======== Records for processing

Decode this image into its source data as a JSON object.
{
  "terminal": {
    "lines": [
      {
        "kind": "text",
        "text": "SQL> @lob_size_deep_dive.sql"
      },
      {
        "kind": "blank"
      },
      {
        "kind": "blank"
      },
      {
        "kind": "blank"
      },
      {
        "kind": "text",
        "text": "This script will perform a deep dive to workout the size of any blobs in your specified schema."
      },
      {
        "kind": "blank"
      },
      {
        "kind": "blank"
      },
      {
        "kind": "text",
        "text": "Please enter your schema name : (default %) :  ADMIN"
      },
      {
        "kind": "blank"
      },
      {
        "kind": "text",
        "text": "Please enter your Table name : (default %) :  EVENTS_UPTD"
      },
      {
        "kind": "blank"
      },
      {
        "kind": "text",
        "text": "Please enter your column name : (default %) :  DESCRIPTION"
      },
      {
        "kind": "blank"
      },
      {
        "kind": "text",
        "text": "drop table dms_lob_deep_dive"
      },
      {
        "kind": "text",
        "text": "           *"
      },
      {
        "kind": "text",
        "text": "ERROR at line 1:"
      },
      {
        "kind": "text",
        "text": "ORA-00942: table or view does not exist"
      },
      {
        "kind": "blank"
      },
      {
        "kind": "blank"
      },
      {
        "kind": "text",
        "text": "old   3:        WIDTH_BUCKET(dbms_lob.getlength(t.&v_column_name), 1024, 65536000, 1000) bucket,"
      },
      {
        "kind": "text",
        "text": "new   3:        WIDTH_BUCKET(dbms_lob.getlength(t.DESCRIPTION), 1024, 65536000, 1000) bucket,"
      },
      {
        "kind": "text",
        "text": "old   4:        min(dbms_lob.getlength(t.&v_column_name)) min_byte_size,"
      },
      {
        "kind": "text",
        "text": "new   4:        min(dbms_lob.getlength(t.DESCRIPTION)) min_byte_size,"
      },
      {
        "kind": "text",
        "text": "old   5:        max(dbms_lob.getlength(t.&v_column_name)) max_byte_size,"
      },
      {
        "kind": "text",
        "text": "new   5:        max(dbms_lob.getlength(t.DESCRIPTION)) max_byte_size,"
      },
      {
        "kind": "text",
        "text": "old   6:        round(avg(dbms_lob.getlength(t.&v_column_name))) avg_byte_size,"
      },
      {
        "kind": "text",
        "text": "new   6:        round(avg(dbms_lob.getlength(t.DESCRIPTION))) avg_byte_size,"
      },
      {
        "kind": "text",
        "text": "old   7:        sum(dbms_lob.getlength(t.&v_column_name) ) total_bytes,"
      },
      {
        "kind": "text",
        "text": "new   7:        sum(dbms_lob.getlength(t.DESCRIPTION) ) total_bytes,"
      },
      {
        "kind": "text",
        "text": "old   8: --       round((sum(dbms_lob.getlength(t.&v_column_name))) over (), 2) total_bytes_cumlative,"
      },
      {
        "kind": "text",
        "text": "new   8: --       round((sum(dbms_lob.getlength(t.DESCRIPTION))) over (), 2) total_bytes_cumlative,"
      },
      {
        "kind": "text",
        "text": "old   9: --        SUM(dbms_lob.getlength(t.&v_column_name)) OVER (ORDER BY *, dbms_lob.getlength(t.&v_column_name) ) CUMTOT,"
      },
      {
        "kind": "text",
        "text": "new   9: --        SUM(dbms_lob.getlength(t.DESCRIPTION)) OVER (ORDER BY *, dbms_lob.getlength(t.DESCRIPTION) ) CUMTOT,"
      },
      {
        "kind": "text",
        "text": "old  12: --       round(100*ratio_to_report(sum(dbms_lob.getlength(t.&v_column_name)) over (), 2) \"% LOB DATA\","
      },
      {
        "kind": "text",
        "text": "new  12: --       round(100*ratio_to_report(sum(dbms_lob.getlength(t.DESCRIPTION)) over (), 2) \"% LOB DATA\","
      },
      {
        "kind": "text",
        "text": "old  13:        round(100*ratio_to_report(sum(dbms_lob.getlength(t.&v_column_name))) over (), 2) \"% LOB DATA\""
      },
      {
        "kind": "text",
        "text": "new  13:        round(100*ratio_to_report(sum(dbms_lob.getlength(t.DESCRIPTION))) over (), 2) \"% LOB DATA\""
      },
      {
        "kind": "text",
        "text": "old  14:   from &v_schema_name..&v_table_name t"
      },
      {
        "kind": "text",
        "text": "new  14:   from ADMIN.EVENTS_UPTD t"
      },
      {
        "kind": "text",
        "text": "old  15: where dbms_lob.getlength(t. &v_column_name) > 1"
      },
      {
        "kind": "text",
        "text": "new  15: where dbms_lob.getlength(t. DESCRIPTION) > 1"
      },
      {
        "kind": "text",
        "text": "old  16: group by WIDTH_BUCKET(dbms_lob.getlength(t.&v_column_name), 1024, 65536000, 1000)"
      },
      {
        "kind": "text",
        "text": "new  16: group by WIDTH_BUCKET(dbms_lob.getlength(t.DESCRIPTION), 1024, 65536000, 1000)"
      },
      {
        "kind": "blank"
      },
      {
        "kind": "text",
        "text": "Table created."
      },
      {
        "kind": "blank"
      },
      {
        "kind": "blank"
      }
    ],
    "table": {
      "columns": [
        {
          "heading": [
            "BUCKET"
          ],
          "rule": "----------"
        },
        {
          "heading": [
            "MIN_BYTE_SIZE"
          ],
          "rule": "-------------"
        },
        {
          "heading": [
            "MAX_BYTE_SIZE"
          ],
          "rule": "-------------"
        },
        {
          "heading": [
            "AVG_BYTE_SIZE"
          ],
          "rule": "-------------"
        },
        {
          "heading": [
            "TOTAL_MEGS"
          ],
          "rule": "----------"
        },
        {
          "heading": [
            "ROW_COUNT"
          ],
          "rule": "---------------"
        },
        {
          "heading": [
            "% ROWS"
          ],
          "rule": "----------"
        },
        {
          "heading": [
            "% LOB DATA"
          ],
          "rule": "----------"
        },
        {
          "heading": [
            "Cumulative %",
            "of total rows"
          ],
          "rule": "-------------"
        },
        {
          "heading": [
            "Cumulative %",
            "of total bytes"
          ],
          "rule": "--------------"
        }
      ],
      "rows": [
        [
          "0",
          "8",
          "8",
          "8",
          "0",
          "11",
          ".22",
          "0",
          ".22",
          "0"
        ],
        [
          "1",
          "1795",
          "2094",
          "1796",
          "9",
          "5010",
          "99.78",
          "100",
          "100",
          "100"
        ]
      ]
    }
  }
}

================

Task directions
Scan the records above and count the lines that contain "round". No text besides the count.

Task answer
8